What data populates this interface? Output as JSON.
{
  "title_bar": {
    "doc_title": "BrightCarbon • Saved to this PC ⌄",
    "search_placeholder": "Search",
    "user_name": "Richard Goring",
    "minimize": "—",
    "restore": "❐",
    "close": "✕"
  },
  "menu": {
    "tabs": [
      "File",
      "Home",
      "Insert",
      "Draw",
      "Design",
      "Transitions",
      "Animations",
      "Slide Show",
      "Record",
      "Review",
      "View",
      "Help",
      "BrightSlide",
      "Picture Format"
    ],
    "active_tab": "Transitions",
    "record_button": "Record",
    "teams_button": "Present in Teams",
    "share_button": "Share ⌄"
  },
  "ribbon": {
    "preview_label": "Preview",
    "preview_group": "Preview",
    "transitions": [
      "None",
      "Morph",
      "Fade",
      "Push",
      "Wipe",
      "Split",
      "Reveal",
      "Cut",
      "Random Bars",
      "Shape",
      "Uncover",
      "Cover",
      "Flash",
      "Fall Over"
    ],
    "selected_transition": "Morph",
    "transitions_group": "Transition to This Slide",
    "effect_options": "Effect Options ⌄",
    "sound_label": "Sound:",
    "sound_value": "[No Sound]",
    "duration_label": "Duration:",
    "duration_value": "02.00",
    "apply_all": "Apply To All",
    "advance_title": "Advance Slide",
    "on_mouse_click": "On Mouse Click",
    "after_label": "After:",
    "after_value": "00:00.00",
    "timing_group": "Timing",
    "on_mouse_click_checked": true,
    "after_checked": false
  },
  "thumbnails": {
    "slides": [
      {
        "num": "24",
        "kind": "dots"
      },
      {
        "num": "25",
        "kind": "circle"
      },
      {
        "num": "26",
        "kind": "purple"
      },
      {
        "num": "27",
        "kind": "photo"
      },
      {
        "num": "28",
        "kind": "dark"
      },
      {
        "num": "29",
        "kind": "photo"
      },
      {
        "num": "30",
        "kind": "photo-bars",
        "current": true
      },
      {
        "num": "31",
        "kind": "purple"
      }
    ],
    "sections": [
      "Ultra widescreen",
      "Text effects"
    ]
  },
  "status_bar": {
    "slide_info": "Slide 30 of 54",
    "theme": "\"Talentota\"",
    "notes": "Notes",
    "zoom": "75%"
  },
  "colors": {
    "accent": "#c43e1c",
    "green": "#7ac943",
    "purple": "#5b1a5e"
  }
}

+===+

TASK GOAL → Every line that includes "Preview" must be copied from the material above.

PROBLEM SOLUTION →
    "preview_label": "Preview",
    "preview_group": "Preview",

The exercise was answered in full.